Oughton reports that discussions in his classes range widely, covering historical and religious issues and, in a broader context, what it would take to eliminate war. A native of Belleville, Oughton earned his Ph.D. in Philosophies and Theologies of Peace and Justice at St. Louis University.
“Even then, I wanted to consider ways in which the world community might be able to change political systems so that war would be outlawed and genocide made an international crime,” he says.
Some 25 years ago, Oughton founded the St. Louis Dialogue Group of the World’s Religions and Philosophies, which meets to discuss common questions and concerns. He attends conferences of the Parliament of World Religions and locally is a member of the Interfaith Partnership/Faith Beyond Walls.
“The majority of people in the world belong to one of about a dozen religions, and I find that learning about other religions is a very positive experience,” says Oughton. “There won’t be world peace ultimately unless there is peace among religions. But if we can learn about each other, learn to tolerate each other – maybe we can find political solutions to end war and genocide.”
Oughton believes that the world is moving slowly in the right direction, though often “taking two steps forward and one back.” He says, “One major positive movement is that many countries have agreed in principle that when civilians are being targeted for persecution, the international community has a responsibility to protect them.”
Oughton adds, “There are movements and organizations trying to move the world forward where a world law would be created so that people would be held responsible for participating in genocide.
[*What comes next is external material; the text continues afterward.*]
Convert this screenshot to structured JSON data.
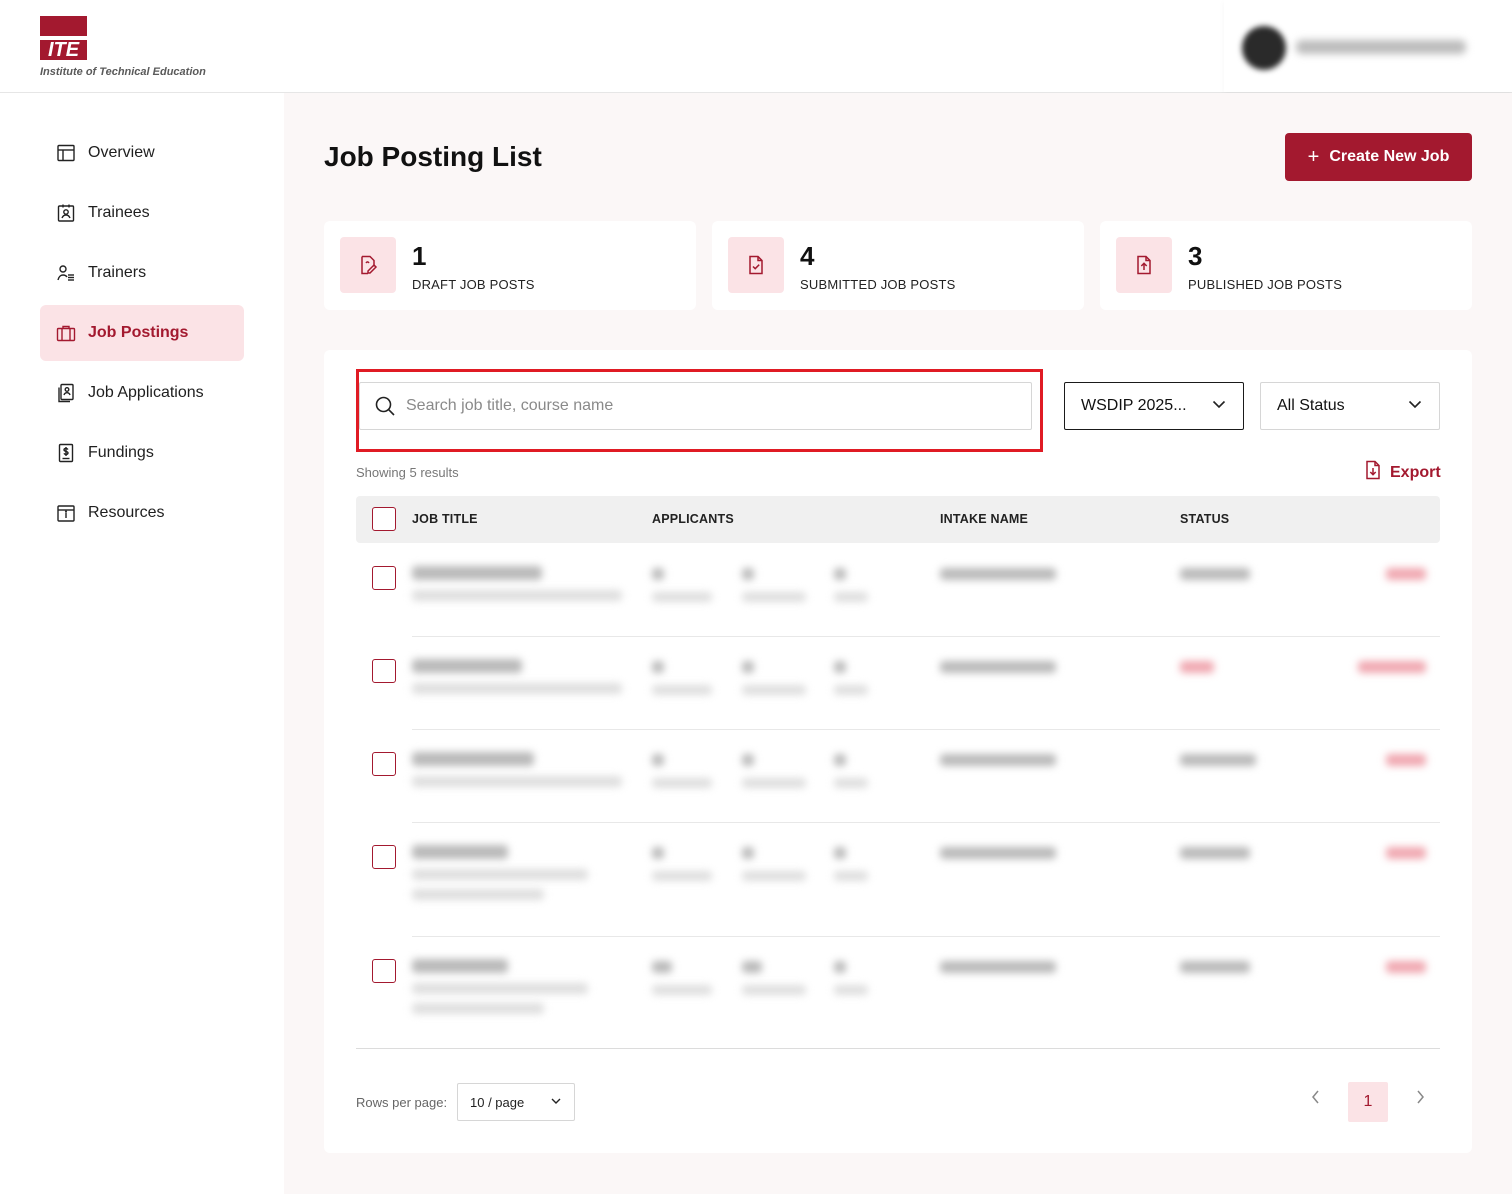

That certainly is one of the lessons of the Holocaust, and these signs of hope need to be promoted.”
This ambassador of world peace pauses and then adds, “It won’t happen overnight.
FAMILY: Married to Marie, a retired science teacher; two grown children
OCCUPATION: Associate professor of theology at St. Louis University
FAVORITE PASTIME: Following the Cardinals, going to movies, playing golf